Cold Start Concept (CSC™): A Novel Catalyst for Cold Start Emission Control

Catalytic emission control systems are installed on nearly all automobiles and heavy-duty trucks produced today to reduce exhaust emissions for the vehicles to meet government regulations. Current systems can achieve very high efficiencies in reducing tailpipe emissions once the catalytic components reach their operating temperatures. They are, however, relatively ineffective at temperatures below their operating temperature windows, especially during the cold start period of the vehicles. With the increasingly stringent government regulations, reducing the emissions during the cold start period before the catalytic components reach their operating temperatures is becoming a major challenge. For cold start HC control, HC traps based on zeolites have been investigated and commercialized for certain applications. For cold start NOx control, especially in lean burn engine exhaust, NOx storage and release catalysts have been evaluated.
Technical Paper

Engine Performance of Cu- and Fe-Based SCR Emission Control Systems for Heavy Duty Diesel Applications

Since early 2010, most new medium- and heavy-duty diesel vehicles in the US rely on urea-based Selective Catalytic Reduction (SCR) technology for meeting the most stringent regulations on nitrogen oxides (NOx) emissions in the world today. Catalyst technologies of choice include Copper (Cu)- and Iron (Fe)-based SCR. In this work, the performances of Fe-SCR and Cu-SCR were investigated in the most commonly used DOC + CSF + SCR system configuration. Cu-SCR offered advantages over Fe-SCR in terms of low temperature conversion, NO₂:NOx ratio tolerance and NH₃ slip, while Fe-SCR demonstrated superior performance under optimized NO₂:NOx ratio and at higher temperatures. The Cu-SCR catalyst displayed less tolerance to sulfur (S) exposure. Reactor testing has shown that Cu-SCR catalysts deactivate at low temperature when poisoned by sulfur.
Technical Paper

Advanced Catalysts for Combined (NAC + SCR) Emission Control Systems

Emission control systems combining NOx Adsorber catalysts with Selective Catalytic Reduction catalysts (NAC + SCR) offer potential performance advantages for NOx control under lean conditions compared to systems consisting of only one of these technologies. The combined systems, however, also present new catalyst design challenges. In contrast to NAC-only systems, formation of NH₃ over the NAC component under NOx regeneration conditions is a desirable feature in the combined (NAC + SCR) system. The SCR component in the combined system needs to be as thermally durable as the stand-alone SCR technology and also has to withstand repeated high-temperature lean/rich transients encountered during periodic desulfation of the upstream NAC component. In this study, advanced NAC and SCR components were developed specifically for the combination system. The advanced NAC component exhibited a wider operating temperature window and higher NH₃ generation activity at reduced PGM loading.
Technical Paper

The Development of a Passive Particulate Control System for Light Duty Vehicles

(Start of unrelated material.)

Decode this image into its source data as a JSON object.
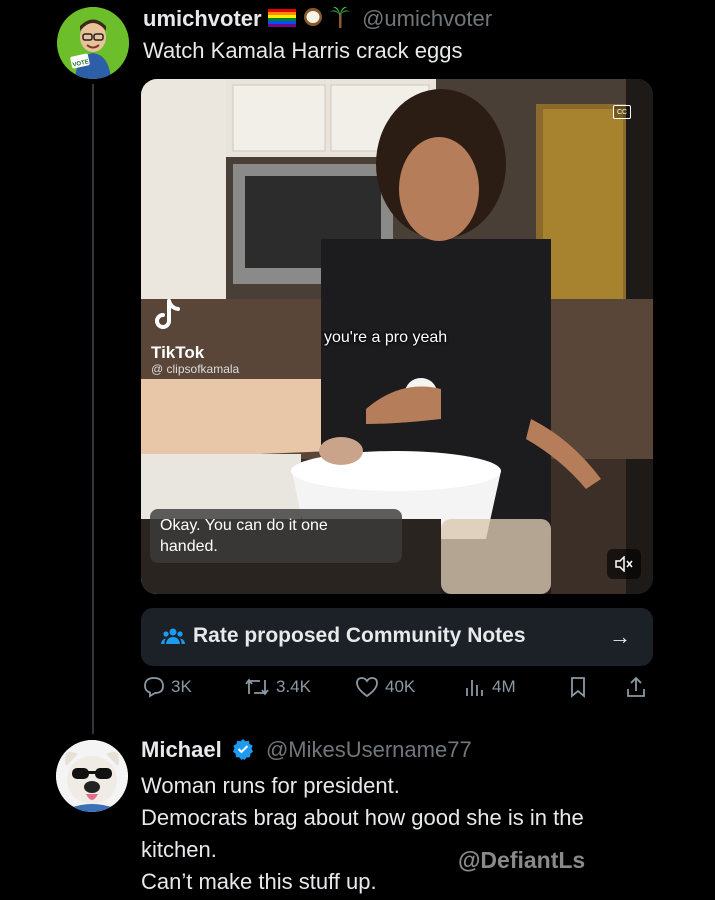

Considerable work has been carried out to develop particulate control systems for light duty vehicles. These systems are required to operate under widely varying conditions of service. Examination of the extremes of operation shows the importance of the regeneration ability of the control system employed. In addition, a major requirement for a practical control system is minimum complexity. Discussed here is a catalyst system and the extension of the technology to allow for minimum complexity and the ability to operate at the defined extremes of use. The theory of the TRIM System and the results of evaluations on vehicles and test benches are given.
Technical Paper

Catalytic Diesel Particulate Control System Design and Operation

Catalytic trap oxidizers developed for use in control of particulate emissions from diesel engines have been advanced to the vehicle installation stage. This paper discusses the development of complete vehicle systems. Methods and techniques of assisted regeneration are presented along with control system concepts. Installation of the trap unit as part of an integrated vehicle exhaust system is described, along with designs and results from various prototype builds.